*How to complete this task*.
All of the entries must be reproduced exactly, with no images carried over.
Segment Start: Provided records
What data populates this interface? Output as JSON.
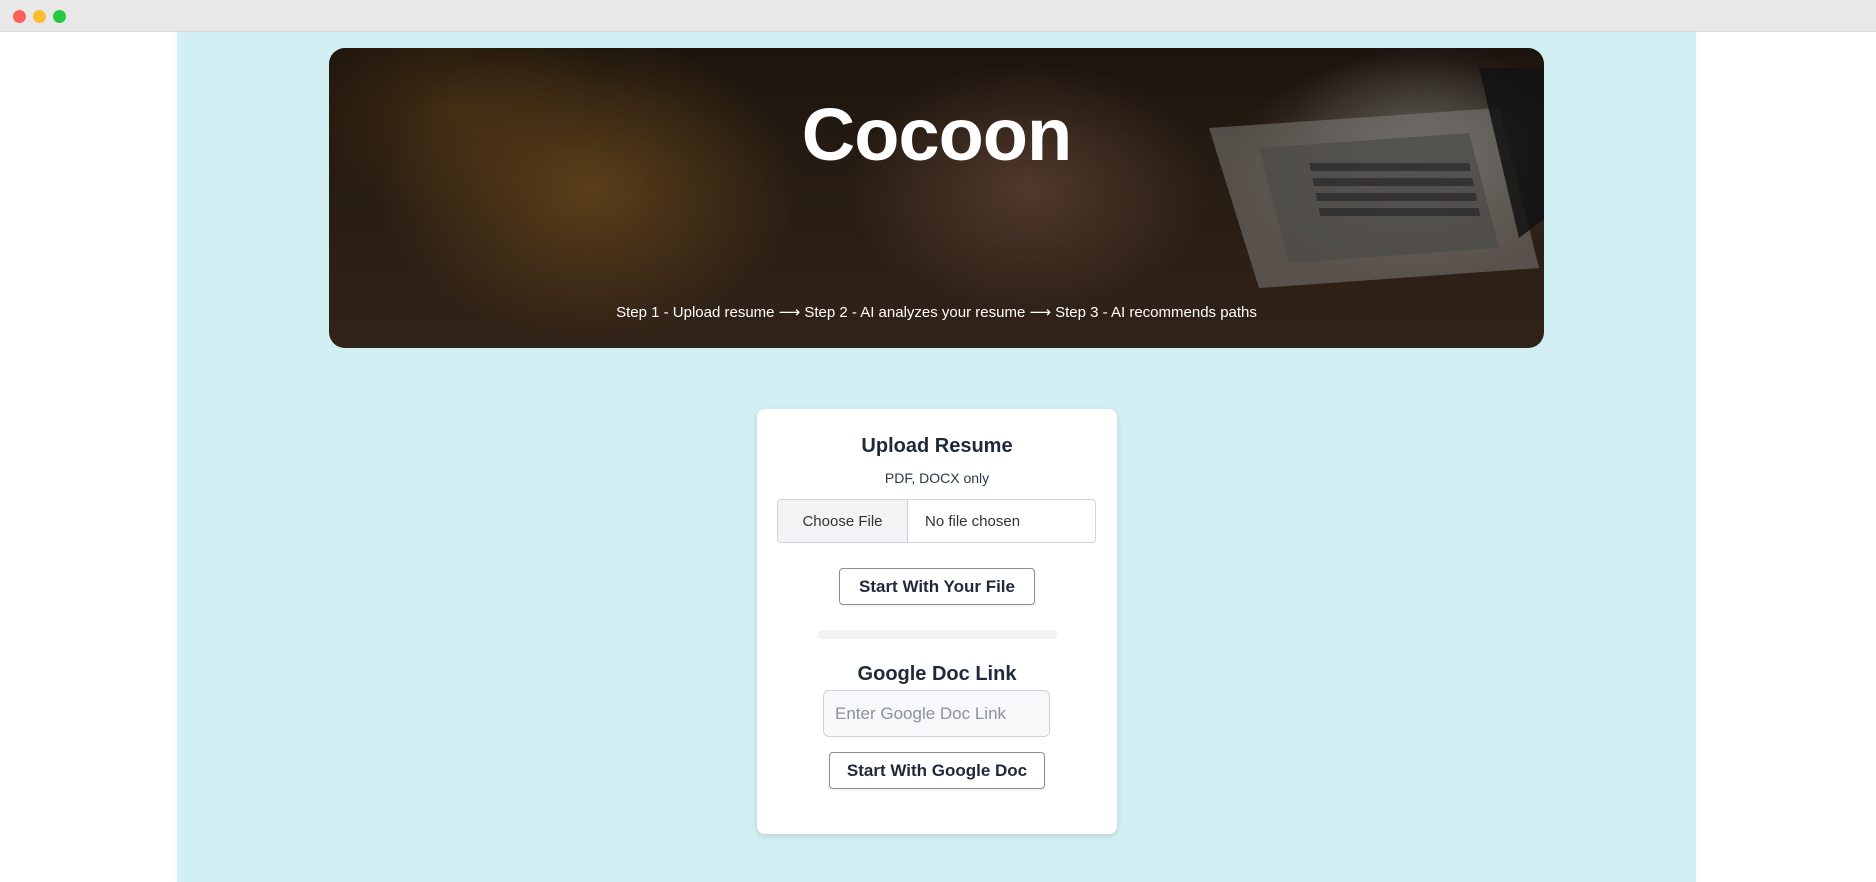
{
  "hero": {
    "title": "Cocoon",
    "steps": "Step 1 - Upload resume ⟶ Step 2 - AI analyzes your resume ⟶ Step 3 - AI recommends paths"
  },
  "upload": {
    "title": "Upload Resume",
    "subtitle": "PDF, DOCX only",
    "choose_file_label": "Choose File",
    "file_status": "No file chosen",
    "start_button": "Start With Your File"
  },
  "google": {
    "title": "Google Doc Link",
    "input_value": "",
    "input_placeholder": "Enter Google Doc Link",
    "start_button": "Start With Google Doc"
  },
  "colors": {
    "page_background": "#d2eff4",
    "card_background": "#ffffff",
    "heading_text": "#1e2a3a"
  }
}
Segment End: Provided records
*Task result*.
What data populates this interface? Output as JSON.
{
  "hero": {
    "title": "Cocoon",
    "steps": "Step 1 - Upload resume ⟶ Step 2 - AI analyzes your resume ⟶ Step 3 - AI recommends paths"
  },
  "upload": {
    "title": "Upload Resume",
    "subtitle": "PDF, DOCX only",
    "choose_file_label": "Choose File",
    "file_status": "No file chosen",
    "start_button": "Start With Your File"
  },
  "google": {
    "title": "Google Doc Link",
    "input_value": "",
    "input_placeholder": "Enter Google Doc Link",
    "start_button": "Start With Google Doc"
  },
  "colors": {
    "page_background": "#d2eff4",
    "card_background": "#ffffff",
    "heading_text": "#1e2a3a"
  }
}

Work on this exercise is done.